Patients with a primary diagnosis of DCM who underwent an elective anterior cervical decompression and reconstruction operation over 3 cervical spinal segments were identified from the 2012–2017 National Surgical Quality Improvement Program database. Patients were separated into those undergoing 3-level discectomy, 2-level corpectomy, or a hybrid procedure (single-level corpectomy plus additional single-level discectomy). Outcomes included 30-day mortality, major complication, reoperation, and readmission, as well as operative duration, length of stay (LOS), and routine discharge home. Outcomes were compared between treatment groups by multivariable regression, adjusting for age and comorbidities (modified Frailty Index). Effect sizes were reported by adjusted odds ratio (aOR) or mean difference (aMD) and associated 95% confidence interval.
The study cohort consisted of 1298 patients; of these, 713 underwent 3-level ACDF, 314 2-level ACCF, and 271 hybrid corpectomy-discectomy. There was no difference in 30-day mortality, reoperation, or readmission among the 3 procedures. However, on both univariate and adjusted analyses, compared to 3-level ACDF, 2-level ACCF was associated with significantly greater risk of major complication (aOR 2.82, p = 0.005), longer hospital LOS (aMD 0.8 days, p = 0.002), and less frequent discharge home (aOR 0.59, p = 0.046). In contrast, hybrid corpectomy-discectomy had comparable outcomes to 3-level ACDF but was associated with significantly shorter operative duration (aMD −16.9 minutes, p = 0.002).

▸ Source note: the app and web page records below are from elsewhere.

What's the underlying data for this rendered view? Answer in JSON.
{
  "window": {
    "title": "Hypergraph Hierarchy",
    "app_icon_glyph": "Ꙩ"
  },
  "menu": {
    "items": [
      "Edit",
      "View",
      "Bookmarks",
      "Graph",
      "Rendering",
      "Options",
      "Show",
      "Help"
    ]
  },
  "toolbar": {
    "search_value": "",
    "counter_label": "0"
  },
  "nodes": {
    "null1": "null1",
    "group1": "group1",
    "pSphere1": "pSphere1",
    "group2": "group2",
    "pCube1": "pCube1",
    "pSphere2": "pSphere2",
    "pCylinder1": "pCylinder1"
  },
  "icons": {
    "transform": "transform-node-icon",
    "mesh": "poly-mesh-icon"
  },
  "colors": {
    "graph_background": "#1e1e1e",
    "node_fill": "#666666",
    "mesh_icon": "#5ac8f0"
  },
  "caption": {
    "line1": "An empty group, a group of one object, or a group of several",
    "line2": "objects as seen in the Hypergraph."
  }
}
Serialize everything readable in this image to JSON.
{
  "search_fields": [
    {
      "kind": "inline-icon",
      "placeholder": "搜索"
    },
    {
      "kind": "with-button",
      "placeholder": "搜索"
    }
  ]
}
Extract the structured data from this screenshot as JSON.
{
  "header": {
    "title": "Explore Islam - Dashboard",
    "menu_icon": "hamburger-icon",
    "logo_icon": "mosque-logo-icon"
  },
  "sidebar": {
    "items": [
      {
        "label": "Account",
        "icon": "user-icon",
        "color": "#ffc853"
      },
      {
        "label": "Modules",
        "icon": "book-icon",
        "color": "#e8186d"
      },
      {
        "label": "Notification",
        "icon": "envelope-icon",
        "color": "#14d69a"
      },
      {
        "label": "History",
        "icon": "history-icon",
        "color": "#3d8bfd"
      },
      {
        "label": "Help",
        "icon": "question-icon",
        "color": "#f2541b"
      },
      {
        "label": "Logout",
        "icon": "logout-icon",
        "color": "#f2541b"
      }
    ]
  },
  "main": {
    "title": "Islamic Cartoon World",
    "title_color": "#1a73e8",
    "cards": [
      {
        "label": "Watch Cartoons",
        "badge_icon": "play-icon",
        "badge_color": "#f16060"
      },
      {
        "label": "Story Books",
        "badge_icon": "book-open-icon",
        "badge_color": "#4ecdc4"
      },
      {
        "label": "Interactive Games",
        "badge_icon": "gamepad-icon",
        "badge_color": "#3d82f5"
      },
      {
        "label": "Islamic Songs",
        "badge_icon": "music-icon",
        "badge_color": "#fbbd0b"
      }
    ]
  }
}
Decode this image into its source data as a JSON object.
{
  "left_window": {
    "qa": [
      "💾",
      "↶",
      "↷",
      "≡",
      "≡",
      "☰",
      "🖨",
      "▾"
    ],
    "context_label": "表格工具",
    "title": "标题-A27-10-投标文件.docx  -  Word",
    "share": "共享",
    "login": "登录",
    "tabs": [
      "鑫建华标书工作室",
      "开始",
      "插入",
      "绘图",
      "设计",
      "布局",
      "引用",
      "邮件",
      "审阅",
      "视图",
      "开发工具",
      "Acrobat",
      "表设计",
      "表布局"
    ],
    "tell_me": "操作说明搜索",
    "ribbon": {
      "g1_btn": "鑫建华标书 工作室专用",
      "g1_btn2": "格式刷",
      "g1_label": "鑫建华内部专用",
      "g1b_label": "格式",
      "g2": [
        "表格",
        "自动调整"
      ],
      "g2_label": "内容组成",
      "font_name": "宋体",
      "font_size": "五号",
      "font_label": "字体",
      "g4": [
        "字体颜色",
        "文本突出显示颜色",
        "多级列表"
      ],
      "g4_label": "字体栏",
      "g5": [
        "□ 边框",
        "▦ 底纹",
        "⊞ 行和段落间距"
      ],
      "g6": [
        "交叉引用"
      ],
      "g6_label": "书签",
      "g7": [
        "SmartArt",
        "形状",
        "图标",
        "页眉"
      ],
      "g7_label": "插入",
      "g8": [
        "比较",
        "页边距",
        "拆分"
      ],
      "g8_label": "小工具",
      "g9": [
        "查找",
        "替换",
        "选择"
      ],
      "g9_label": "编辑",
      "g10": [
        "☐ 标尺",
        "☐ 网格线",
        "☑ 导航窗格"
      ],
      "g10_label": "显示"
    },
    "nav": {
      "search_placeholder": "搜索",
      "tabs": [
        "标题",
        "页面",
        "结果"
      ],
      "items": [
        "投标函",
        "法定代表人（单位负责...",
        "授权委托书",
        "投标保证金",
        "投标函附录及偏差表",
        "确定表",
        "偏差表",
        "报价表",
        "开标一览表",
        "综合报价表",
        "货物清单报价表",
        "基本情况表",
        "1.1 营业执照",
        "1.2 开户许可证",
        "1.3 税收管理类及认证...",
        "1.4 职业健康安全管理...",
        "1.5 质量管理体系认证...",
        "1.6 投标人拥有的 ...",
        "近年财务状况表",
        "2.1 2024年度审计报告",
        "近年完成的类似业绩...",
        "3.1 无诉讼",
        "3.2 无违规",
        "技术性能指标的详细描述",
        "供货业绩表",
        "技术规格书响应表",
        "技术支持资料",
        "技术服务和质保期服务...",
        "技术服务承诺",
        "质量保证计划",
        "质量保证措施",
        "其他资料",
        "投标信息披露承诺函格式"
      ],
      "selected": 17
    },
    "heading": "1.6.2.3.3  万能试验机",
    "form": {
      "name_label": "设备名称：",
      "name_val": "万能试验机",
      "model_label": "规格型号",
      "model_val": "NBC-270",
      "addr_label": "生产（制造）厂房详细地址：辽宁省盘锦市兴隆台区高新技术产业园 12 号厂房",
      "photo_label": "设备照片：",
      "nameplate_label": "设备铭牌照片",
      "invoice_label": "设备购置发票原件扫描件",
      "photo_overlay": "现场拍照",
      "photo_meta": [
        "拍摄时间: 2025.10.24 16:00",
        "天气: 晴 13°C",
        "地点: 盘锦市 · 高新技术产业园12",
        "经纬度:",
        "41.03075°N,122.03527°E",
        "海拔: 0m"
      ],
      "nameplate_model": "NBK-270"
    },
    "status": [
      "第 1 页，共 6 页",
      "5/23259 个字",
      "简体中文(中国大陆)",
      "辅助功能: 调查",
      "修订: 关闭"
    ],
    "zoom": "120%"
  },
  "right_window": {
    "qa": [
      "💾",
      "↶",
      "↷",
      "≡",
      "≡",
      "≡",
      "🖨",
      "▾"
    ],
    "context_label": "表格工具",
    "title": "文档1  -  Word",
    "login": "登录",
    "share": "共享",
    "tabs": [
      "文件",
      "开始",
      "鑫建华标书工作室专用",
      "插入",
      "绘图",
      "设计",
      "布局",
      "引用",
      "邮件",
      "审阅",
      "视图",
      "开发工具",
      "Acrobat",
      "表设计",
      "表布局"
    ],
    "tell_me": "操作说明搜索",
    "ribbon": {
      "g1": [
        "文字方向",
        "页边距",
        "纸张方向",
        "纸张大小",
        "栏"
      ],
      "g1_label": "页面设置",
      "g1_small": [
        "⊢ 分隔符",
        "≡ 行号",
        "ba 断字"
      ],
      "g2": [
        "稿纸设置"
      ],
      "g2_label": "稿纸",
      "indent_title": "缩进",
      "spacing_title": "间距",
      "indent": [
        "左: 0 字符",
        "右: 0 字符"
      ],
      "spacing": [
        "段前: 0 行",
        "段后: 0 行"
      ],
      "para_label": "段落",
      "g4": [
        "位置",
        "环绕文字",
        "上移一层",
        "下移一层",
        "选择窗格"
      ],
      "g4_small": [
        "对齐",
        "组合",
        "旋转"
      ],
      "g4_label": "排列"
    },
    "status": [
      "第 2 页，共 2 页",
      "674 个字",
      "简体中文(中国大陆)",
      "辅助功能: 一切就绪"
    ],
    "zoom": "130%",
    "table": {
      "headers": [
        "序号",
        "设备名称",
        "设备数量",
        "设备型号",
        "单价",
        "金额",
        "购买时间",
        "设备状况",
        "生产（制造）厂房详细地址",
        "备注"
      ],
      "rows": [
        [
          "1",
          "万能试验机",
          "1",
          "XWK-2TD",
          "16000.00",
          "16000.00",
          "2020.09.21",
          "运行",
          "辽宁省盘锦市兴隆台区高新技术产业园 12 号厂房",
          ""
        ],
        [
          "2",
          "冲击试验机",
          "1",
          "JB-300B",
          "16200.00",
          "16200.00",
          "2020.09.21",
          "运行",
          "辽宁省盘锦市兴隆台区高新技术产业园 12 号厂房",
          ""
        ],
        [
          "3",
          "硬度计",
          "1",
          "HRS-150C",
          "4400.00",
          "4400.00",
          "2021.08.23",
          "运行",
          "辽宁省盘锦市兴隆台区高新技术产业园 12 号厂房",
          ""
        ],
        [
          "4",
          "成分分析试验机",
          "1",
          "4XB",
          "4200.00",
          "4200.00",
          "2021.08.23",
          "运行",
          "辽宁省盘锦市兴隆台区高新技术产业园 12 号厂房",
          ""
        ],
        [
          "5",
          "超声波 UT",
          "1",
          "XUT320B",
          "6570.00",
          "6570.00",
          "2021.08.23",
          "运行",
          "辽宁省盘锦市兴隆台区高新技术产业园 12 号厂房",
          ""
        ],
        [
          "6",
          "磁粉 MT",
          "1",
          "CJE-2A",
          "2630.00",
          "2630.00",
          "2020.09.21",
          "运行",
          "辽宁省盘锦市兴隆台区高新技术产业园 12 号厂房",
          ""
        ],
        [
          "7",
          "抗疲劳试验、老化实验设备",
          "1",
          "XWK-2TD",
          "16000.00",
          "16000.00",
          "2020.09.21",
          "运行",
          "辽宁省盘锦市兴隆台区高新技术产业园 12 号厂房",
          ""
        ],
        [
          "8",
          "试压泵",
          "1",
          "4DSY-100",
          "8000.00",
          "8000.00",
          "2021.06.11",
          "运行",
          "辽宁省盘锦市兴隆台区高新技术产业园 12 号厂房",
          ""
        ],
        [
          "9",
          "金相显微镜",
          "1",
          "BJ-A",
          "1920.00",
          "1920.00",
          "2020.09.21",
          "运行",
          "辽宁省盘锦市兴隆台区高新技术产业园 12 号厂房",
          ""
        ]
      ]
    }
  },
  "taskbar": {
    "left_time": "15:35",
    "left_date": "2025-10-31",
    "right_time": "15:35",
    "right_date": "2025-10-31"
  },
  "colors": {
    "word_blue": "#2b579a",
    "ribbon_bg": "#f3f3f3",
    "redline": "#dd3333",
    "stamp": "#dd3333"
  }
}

The authors found multiple discectomies and hybrid corpectomy-discectomy to have a comparable safety profile in treating multilevel DCM. In contrast, multiple corpectomies were associated with a higher complication rate, longer hospital LOS, and lower likelihood of being discharged directly home from the hospital, and may therefore be a higher-risk operation.